WHAT IS NEEDED
What lines of the data include the string "title"? Copy them all.

RECORDS PROVIDED

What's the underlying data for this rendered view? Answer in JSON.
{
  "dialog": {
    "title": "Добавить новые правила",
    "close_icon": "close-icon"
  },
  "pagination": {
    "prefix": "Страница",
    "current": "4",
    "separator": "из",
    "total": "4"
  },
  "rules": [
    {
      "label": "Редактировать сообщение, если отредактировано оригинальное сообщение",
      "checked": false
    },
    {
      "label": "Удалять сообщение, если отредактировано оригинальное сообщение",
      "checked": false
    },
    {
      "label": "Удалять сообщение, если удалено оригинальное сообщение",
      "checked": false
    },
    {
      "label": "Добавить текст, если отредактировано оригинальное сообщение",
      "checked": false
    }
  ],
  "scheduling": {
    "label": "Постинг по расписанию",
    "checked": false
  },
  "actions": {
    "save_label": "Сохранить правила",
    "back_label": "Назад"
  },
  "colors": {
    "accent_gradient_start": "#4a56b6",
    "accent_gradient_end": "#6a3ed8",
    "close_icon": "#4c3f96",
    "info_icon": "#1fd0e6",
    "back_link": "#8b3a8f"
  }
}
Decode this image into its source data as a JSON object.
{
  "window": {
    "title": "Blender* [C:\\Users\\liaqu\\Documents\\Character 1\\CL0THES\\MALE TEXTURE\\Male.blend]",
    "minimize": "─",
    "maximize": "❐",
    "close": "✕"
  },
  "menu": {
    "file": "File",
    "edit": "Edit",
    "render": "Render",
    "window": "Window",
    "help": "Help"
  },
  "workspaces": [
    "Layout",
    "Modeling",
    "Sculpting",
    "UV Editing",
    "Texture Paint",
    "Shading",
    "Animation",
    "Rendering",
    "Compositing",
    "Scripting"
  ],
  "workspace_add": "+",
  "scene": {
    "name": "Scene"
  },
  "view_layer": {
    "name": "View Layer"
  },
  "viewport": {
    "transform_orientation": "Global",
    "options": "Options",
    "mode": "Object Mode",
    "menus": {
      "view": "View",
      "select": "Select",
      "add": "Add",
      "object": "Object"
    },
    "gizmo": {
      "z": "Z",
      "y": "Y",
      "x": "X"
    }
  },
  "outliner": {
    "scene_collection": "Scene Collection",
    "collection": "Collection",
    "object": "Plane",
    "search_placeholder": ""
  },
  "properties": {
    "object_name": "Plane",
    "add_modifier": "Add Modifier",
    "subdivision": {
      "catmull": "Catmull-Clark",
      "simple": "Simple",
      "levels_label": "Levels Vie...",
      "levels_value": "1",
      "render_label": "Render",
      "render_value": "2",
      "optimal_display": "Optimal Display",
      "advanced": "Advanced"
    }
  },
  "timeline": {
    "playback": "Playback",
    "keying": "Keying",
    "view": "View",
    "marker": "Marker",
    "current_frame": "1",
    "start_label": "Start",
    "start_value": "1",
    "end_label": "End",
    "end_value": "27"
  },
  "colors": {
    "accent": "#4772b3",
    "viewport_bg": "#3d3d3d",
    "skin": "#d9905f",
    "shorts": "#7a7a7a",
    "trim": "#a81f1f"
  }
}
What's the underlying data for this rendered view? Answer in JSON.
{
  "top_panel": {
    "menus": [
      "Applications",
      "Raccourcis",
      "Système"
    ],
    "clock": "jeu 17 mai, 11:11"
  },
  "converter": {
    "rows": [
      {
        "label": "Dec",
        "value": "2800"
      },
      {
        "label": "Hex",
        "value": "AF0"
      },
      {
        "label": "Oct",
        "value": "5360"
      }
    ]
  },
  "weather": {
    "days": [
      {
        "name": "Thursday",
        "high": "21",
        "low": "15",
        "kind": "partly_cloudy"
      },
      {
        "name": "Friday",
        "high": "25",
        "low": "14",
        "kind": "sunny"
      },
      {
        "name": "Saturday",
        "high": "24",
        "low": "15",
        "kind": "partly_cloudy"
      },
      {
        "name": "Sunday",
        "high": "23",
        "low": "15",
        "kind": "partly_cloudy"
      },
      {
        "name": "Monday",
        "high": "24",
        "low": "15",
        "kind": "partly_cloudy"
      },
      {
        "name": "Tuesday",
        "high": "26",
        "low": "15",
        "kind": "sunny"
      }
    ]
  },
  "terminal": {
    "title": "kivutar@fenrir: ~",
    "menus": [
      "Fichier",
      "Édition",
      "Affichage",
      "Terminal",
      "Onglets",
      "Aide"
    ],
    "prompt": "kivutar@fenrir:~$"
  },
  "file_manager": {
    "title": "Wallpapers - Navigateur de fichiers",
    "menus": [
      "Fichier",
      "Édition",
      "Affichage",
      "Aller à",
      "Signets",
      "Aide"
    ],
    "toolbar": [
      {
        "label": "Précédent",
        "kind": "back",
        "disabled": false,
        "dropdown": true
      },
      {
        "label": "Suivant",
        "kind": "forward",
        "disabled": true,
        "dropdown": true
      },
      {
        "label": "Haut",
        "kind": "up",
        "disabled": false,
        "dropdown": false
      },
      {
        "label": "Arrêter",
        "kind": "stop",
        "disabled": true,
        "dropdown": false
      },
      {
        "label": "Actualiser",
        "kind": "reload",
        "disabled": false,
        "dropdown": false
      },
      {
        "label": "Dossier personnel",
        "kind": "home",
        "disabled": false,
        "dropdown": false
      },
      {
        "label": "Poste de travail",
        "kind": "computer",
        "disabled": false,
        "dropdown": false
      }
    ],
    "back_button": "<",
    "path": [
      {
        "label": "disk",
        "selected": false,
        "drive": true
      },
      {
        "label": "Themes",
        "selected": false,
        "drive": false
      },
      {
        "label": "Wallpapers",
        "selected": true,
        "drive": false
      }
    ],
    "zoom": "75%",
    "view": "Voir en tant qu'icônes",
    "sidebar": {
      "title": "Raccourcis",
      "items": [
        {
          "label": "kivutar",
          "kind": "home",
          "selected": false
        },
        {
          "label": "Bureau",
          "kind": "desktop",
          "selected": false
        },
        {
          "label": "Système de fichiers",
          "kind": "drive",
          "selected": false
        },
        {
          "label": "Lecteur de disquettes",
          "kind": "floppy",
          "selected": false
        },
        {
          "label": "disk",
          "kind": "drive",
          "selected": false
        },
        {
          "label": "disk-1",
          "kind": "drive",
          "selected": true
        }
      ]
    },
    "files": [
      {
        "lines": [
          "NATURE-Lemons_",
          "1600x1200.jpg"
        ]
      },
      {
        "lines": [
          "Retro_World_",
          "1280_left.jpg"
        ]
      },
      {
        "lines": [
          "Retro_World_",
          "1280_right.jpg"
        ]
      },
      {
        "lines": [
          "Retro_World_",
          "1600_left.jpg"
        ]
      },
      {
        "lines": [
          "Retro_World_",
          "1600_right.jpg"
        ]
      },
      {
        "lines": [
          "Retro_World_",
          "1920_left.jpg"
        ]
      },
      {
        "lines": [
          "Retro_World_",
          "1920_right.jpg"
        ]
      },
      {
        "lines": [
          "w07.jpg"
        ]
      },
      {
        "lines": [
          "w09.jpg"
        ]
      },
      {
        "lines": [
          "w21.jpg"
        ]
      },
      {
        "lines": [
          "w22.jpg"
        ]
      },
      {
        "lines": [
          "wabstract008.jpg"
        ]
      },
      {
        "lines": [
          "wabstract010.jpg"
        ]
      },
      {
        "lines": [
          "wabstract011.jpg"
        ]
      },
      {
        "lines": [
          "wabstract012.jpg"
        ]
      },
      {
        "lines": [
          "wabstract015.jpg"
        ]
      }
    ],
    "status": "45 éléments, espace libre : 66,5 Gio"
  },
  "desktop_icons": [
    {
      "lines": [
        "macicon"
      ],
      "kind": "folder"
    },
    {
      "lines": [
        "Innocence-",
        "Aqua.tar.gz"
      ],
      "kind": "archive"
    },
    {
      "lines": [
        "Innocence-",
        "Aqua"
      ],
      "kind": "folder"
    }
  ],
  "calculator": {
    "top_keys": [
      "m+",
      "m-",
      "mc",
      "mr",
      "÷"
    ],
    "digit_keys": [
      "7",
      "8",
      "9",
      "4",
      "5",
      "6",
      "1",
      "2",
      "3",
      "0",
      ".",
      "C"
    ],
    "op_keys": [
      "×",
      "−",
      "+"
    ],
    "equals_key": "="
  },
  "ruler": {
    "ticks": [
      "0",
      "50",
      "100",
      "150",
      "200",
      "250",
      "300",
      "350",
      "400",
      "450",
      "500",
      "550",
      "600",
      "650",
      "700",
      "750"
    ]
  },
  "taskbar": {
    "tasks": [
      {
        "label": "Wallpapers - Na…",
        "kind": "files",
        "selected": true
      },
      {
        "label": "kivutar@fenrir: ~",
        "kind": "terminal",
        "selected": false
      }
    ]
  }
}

ANSWER BOX
    "title": "Добавить новые правила",
    "title": "Blender* [C:\\Users\\liaqu\\Documents\\Character 1\\CL0THES\\MALE TEXTURE\\Male.blend]",
    "title": "kivutar@fenrir: ~",
    "title": "Wallpapers - Navigateur de fichiers",
      "title": "Raccourcis",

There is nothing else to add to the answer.